  • Impulsive risk-taking. A company makes a big fateful decision after one meeting where all the men were in agreement. Later they regret the decision, having not thought through the implications.
  • Retaliation, not negotiation. Faced with a “no,” executives immediately strike back and ask questions later. I saw one executive try to blow $25,000 in a weekend just to put an end to a contractual obligation. Ultimately, he was able to talk his way out of it, but he still blew $10,000 for no good reason without seriously trying to negotiate first.
  • Organizational sociopathy. The number of male-dominated businesses doing socially irresponsible things is too numerous to count, but organizations with women tend to be more socially responsible.

I feel the best solution to all of these problems is improved gender balance, not just in terms of quantity of people, but also in terms of real authority and individual management styles.

I emphasize “real authority” because just having women on management teams is not enough to make sure that men will give attention to women’s diversity of experiences, viewpoints, and skills. Women are often deprived of the standing to weigh in on significant issues — that is, they have a place in the room, but no voice or authority to propose ideas or make decisions there.

But this isn’t enough. I think men need to practice more balanced management styles and be aware of their own biases to allow this to happen. Likewise, I think women can also learn how to take advantage of the masculine skill sets without losing something essential about their own nature.

In Part 2 of this article, I’ll discuss ways to acquire and practice these new skill sets without losing a piece of yourself.

Agree? Disagree? Leave a comment below.
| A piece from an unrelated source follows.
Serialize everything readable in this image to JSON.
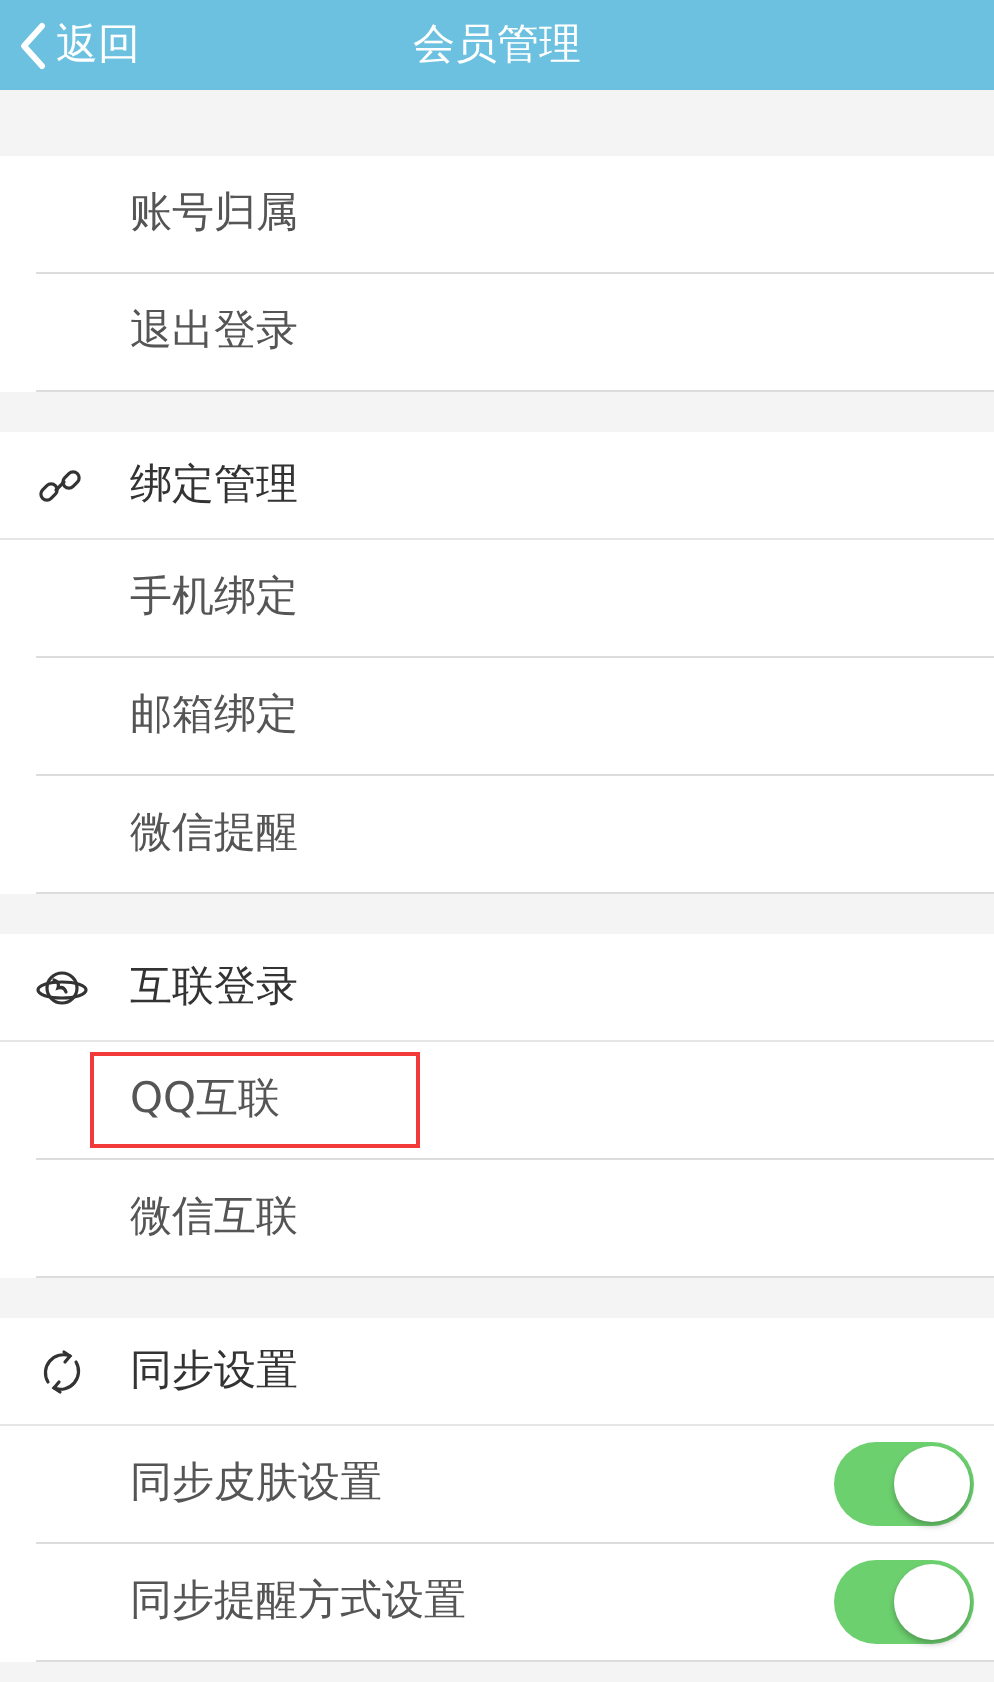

Thanks to Lisa Carpenter of Carpenter Coaching and Dr. Mytilee Vemuri, MD/MBA for extensive comments and feedback on this post.

Leave a Reply

Your email address will not be published. Required fields are marked *